Privately investors grumble that they won’t invest in social media companies anymore. There will never be another WhatsApp, they argue, because Facebook will buy or bury it before it’s able to get to that size. Indeed, the number of investments in internet and mobile social companies has been steadily declining since 2014, according to data provider CB Insights. The firm projects just $693 million in global investments into the category this year, less than half of 2014’s $1.4 billion. Meanwhile some founders see selling out to Facebook—no matter how early—as inevitable. Josh Lee, a former Facebook employee, recently joked on Twitter that someone should start a philanthropic fund that pays founders to turn down Facebook acquisition offers.
Lee, who is now a freelance designer, worries that Facebook’s consolidation of power creates a void of creativity, since every company it acquires becomes indoctrinated in the Facebook way. If more entrepreneurs with differing ideologies were competing for peoples’ time and attention, he says, “we would end up with more diverse products and would be better equipped to analyze and critique our tech companies, armed with more counter-examples of how things could work.”
For example, Snap has largely avoided the issue of fake news because its content is curated and not ranked by “likes.” This shows the value of fresh thinking, Lee says. “I think this actually may be [Snap’s] greatest gift to the world: showing us that the Zuck Way is not the Only Way,” he says. Facebook still poses a threat to Snap. After Instagram copied its “stories” feature last year, Snap’s user growth slowed significantly.

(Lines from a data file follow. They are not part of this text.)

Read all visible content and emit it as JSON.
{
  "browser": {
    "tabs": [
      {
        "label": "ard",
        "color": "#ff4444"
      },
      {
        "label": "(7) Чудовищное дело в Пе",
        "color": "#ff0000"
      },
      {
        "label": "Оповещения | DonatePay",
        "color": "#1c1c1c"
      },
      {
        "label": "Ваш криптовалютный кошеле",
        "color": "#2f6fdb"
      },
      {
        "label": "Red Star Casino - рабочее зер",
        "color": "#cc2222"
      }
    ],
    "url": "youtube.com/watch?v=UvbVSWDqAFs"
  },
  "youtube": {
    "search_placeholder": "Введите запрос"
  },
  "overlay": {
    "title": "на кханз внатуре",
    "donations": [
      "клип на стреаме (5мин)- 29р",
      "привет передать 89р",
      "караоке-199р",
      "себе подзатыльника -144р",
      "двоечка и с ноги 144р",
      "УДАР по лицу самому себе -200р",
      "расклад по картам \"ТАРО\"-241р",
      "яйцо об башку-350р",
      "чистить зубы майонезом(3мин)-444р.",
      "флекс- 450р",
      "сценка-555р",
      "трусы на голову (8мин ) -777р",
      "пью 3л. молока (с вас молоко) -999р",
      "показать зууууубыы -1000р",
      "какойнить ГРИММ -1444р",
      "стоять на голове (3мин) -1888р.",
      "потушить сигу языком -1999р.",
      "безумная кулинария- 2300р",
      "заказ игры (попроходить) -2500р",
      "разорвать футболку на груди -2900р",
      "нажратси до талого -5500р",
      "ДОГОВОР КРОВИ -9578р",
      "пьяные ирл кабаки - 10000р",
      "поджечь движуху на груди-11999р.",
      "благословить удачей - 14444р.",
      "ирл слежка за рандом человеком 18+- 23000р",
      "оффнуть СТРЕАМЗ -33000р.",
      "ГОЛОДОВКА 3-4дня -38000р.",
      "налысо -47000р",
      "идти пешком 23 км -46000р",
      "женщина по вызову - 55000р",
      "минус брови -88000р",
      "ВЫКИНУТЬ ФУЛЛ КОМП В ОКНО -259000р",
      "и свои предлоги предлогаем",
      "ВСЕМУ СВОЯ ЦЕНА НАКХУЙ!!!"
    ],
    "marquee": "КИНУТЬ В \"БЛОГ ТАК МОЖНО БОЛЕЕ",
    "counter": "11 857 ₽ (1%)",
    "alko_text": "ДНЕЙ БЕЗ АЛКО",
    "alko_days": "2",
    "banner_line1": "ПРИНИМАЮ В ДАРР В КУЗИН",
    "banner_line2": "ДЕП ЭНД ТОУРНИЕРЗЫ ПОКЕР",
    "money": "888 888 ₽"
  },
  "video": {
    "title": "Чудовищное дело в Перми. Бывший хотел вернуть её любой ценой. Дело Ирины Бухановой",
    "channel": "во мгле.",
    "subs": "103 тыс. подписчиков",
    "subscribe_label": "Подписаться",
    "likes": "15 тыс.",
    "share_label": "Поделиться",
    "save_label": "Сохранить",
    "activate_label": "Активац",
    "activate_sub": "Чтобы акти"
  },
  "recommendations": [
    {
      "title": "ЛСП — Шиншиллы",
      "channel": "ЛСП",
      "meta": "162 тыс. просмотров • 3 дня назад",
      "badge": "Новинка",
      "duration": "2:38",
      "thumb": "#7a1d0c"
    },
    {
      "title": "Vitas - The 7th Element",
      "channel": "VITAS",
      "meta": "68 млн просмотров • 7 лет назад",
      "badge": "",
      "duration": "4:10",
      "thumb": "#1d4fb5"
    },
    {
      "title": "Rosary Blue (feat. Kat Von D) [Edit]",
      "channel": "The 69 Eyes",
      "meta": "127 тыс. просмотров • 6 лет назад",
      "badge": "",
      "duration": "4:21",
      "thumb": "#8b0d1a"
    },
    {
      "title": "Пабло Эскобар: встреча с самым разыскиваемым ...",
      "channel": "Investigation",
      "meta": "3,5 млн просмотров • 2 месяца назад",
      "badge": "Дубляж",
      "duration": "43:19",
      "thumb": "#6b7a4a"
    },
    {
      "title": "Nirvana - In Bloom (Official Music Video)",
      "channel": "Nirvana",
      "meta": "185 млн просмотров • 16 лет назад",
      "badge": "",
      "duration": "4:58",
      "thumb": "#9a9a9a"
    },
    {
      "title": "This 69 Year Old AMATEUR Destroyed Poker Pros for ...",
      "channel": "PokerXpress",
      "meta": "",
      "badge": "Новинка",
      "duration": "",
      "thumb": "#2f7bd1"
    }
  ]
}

Such diversity is especially critical as Facebook’s ambitions expand. The company’s namesake app has two billion monthly active users; its subsidiaries WhatsApp, Instagram and Facebook Messenger have a respective 1.3 billion, 800 million and 1.3 billion. Beyond social networking, the company’s products are now pushing deeper into news, video, virtual reality, artificial intelligence, payments, customer service, ecommerce, and drones delivering internet service. There’s little stopping Facebook from using similar tactics in each new market it enters. Startups beware.